Take Corporate Citizenship to the Next Level with Coalitions
Interest in corporate social responsibility (CSR) has grown substantially in recent years. What used to be just a recommended business practice is now a mandate for organizations across all industries. Employers clearly see the business benefits of CSR, working to maximize their environmental and social impact within an enterprise framework. Companies that demonstrate their commitment to local communities continue to see increased profitability, as well as enhanced employee recruitment and engagement. As a result, corporate citizenship has become much more than a strategic public relations exercise. Insurers form internal committees and hold strategic discussions to improve their involvement in the public sphere.
Now, companies are taking their social commitments to the next level by partnering and forming coalitions with like-minded organizations for various social causes. CSR coalitions have grown in number and diversity as organizations and stakeholders already aware of the business case for corporate citizenship have started to look for additional outlets. By forming coalitions, member organizations find opportunities for their senior management teams and leading professionals to build personal networks and gain the confidence of key industry leaders. Active participants bring insurers closer to their key markets, attracting more investors and business partners, and generating additional business opportunities.
Devoted engagement in CSR coalitions also yields better results in employee recruitment. By now it’s no secret a robust corporate citizenship program makes a company more attractive to potential employees. According to Cone Communications, 58 percent of people consider a company’s social and environmental commitments when deciding where to work. Actively participating in CSR coalitions on top of existing internal efforts ensures candidates are more aware of their potential employers’ devotion and contribution to social causes.
Enterprise commitment to CSR coalitions can be a decisive influencer on employee retention. The survey found 74 percent of employees feel their job is more fulfilling when they are provided opportunities to make a positive impact on social and environmental issues. Much of the corporate world, including insurance, already has its own internal corporate citizenship committees and initiatives. While these may satisfy the current employee demand for employer social commitment, CSR coalitions are an opportunity for forward-thinking insurance organizations to set themselves apart and lead the industry as an employer-of-choice.
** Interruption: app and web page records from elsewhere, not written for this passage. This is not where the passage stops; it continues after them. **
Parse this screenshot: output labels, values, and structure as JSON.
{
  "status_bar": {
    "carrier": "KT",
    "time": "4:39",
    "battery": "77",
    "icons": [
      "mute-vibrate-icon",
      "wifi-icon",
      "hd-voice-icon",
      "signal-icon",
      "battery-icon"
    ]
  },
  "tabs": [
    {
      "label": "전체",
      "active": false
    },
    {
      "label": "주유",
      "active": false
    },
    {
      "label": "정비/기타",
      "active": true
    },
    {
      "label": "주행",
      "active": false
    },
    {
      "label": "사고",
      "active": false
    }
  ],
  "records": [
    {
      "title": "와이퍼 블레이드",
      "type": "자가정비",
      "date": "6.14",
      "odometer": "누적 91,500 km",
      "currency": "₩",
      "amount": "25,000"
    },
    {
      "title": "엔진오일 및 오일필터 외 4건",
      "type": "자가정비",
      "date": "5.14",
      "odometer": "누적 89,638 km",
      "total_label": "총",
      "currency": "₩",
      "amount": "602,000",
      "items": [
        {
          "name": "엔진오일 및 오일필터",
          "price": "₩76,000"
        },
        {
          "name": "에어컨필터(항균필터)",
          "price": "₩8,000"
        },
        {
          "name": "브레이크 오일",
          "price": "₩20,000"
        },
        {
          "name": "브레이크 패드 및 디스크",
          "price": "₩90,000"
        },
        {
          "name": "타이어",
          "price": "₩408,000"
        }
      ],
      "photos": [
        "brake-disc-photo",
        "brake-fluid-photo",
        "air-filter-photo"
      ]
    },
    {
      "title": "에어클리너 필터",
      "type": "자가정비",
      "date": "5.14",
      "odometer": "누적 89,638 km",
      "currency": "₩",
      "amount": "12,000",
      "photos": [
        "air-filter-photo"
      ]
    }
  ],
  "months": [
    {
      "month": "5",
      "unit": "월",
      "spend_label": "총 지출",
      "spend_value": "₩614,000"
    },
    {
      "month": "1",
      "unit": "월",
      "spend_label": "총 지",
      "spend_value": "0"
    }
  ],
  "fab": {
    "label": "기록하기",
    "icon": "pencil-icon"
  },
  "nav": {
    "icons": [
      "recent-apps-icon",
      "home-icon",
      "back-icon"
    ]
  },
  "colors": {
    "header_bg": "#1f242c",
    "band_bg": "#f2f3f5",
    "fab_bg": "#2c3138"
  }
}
Coalitions also provide participating organizations substantial employee training opportunities. Employers can intentionally choose their own representatives for CSR coalitions. By doing so, representatives can improve their leadership capabilities and network base. It also provides a chance for successors to introduce themselves to other industry leaders and start building a foundation for future external business partnerships. There is no good reason not to engage in CSR coalitions.
Insurers not yet active in CSR coalitions should consider whether they can continue to afford missing out on the extensive benefits. There is a limit to what individual companies can do on their own to increase the engagement and outreach of their efforts. Joining relatable coalitions, or even founding one, can help member insurers stand as model employers that identify and disseminate good practices.
Organizations looking to involve themselves with these humanitarian partnerships should start off by identifying appropriate leaders within their ranks to represent the business and lead the agenda. Ideal representatives are talented social entrepreneurs who understand the necessity of corporate citizenship and are prepared to devote time and resources to engage with other organizations. It is advisable to select energetic, passionate executives who are not afraid to be exposed to media and possess the ability to broker between businesses and stakeholders.
The appointed executives should hold discussions with internal leaders and actively reach out to other like-minded organizations or existing coalitions. The involved parties can hold regular meetings to align their interests and plan the right initiatives. Inviting local governments and institutions to join the meetings can also help organizations identify relevant social issues and learn valuable first-hand knowledge. The meetings may also be utilized to exchange progressive ideas about how to encourage more responsible businesses to take public advocacy positions.
Now companies are taking their social commitments to the next level by partnering and forming coalitions with like-minded organizations for various social causes.
Successful CSR coalitions open their memberships to professionals of all levels. Participating organizations should invite employees to participate regardless of their levels or positions. A coalition benefits most from fostering an environment where multiple generations take part in testing solutions and sharing actionable insights under a unified mission. Having diverse perspectives when setting the future agenda is crucial in tackling the timely social and environmental problems local communities are facing.
In today’s market reality, founding or joining business-led CSR coalitions is a practical next step for forward-thinking organizations that already understand the value of corporate citizenship.
Organizations participating in these coalitions will realize positive results in talent management and a competitive advantage in capturing business profits. Organizations not yet involved should appoint suitable leaders to interact with industry peers and experts and support the founding or entrance into an appropriate coalition. Through rigorous interaction with local communities and social causes, insurers will expand their business while recruiting and retaining top talent.